> **HOW TO COMPLETE THIS TASK**: In your copy of the entries below, keep every word exactly and leave out all images.

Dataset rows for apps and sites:
****************************************

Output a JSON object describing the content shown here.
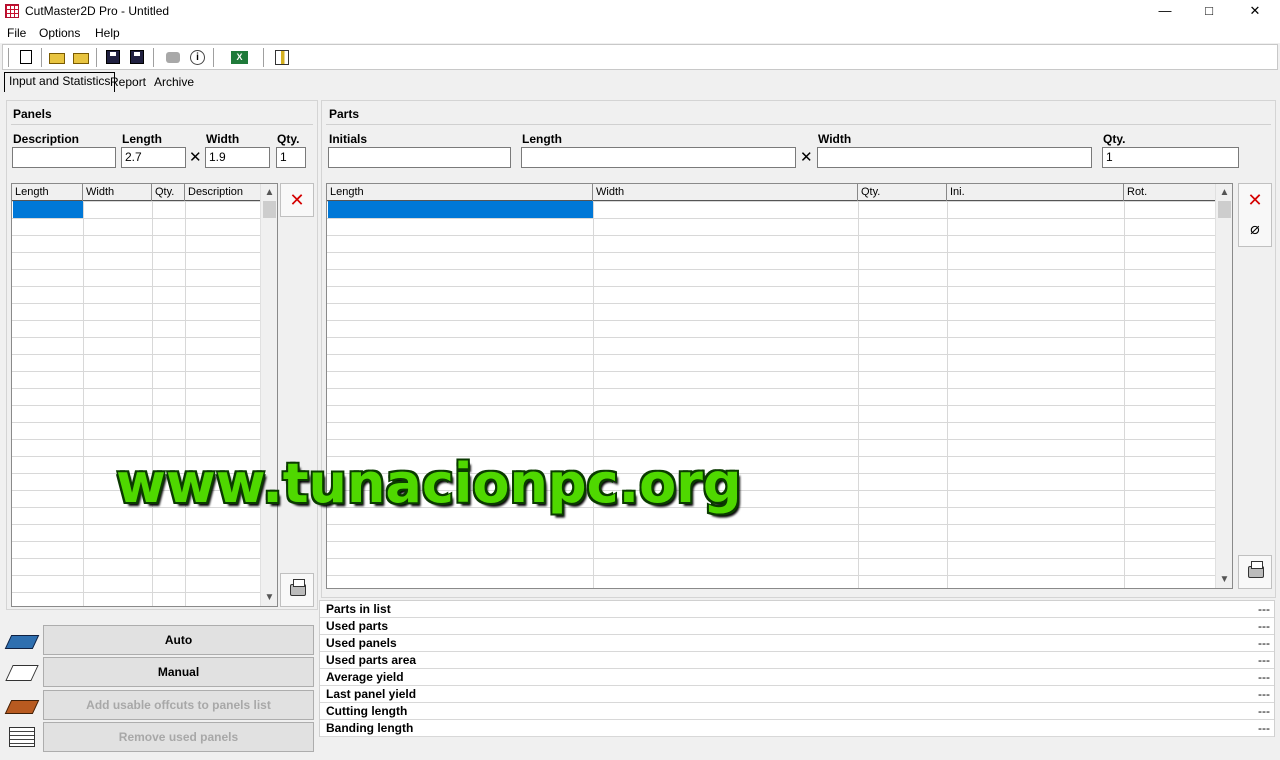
{
  "window": {
    "title": "CutMaster2D Pro - Untitled",
    "minimize": "—",
    "maximize": "□",
    "close": "✕"
  },
  "menu": [
    "File",
    "Options",
    "Help"
  ],
  "tabs": [
    "Input and Statistics",
    "Report",
    "Archive"
  ],
  "panels": {
    "title": "Panels",
    "labels": {
      "description": "Description",
      "length": "Length",
      "width": "Width",
      "qty": "Qty."
    },
    "values": {
      "description": "",
      "length": "2.7",
      "width": "1.9",
      "qty": "1"
    },
    "times": "✕",
    "columns": [
      "Length",
      "Width",
      "Qty.",
      "Description"
    ]
  },
  "parts": {
    "title": "Parts",
    "labels": {
      "initials": "Initials",
      "length": "Length",
      "width": "Width",
      "qty": "Qty."
    },
    "values": {
      "initials": "",
      "length": "",
      "width": "",
      "qty": "1"
    },
    "times": "✕",
    "columns": [
      "Length",
      "Width",
      "Qty.",
      "Ini.",
      "Rot."
    ]
  },
  "icons": {
    "delete": "✕",
    "unlink": "⌀",
    "scroll_up": "▲",
    "scroll_down": "▼"
  },
  "buttons": {
    "auto": "Auto",
    "manual": "Manual",
    "add_offcuts": "Add usable offcuts to panels list",
    "remove_used": "Remove used panels"
  },
  "stats": [
    {
      "label": "Parts in list",
      "value": "---"
    },
    {
      "label": "Used parts",
      "value": "---"
    },
    {
      "label": "Used panels",
      "value": "---"
    },
    {
      "label": "Used parts area",
      "value": "---"
    },
    {
      "label": "Average yield",
      "value": "---"
    },
    {
      "label": "Last panel yield",
      "value": "---"
    },
    {
      "label": "Cutting length",
      "value": "---"
    },
    {
      "label": "Banding length",
      "value": "---"
    }
  ],
  "watermark": "www.tunacionpc.org",
  "toolbar_excel_label": "X"
}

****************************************

> **OUTPUT**:
Output a JSON object describing the content shown here.
{
  "window": {
    "title": "CutMaster2D Pro - Untitled",
    "minimize": "—",
    "maximize": "□",
    "close": "✕"
  },
  "menu": [
    "File",
    "Options",
    "Help"
  ],
  "tabs": [
    "Input and Statistics",
    "Report",
    "Archive"
  ],
  "panels": {
    "title": "Panels",
    "labels": {
      "description": "Description",
      "length": "Length",
      "width": "Width",
      "qty": "Qty."
    },
    "values": {
      "description": "",
      "length": "2.7",
      "width": "1.9",
      "qty": "1"
    },
    "times": "✕",
    "columns": [
      "Length",
      "Width",
      "Qty.",
      "Description"
    ]
  },
  "parts": {
    "title": "Parts",
    "labels": {
      "initials": "Initials",
      "length": "Length",
      "width": "Width",
      "qty": "Qty."
    },
    "values": {
      "initials": "",
      "length": "",
      "width": "",
      "qty": "1"
    },
    "times": "✕",
    "columns": [
      "Length",
      "Width",
      "Qty.",
      "Ini.",
      "Rot."
    ]
  },
  "icons": {
    "delete": "✕",
    "unlink": "⌀",
    "scroll_up": "▲",
    "scroll_down": "▼"
  },
  "buttons": {
    "auto": "Auto",
    "manual": "Manual",
    "add_offcuts": "Add usable offcuts to panels list",
    "remove_used": "Remove used panels"
  },
  "stats": [
    {
      "label": "Parts in list",
      "value": "---"
    },
    {
      "label": "Used parts",
      "value": "---"
    },
    {
      "label": "Used panels",
      "value": "---"
    },
    {
      "label": "Used parts area",
      "value": "---"
    },
    {
      "label": "Average yield",
      "value": "---"
    },
    {
      "label": "Last panel yield",
      "value": "---"
    },
    {
      "label": "Cutting length",
      "value": "---"
    },
    {
      "label": "Banding length",
      "value": "---"
    }
  ],
  "watermark": "www.tunacionpc.org",
  "toolbar_excel_label": "X"
}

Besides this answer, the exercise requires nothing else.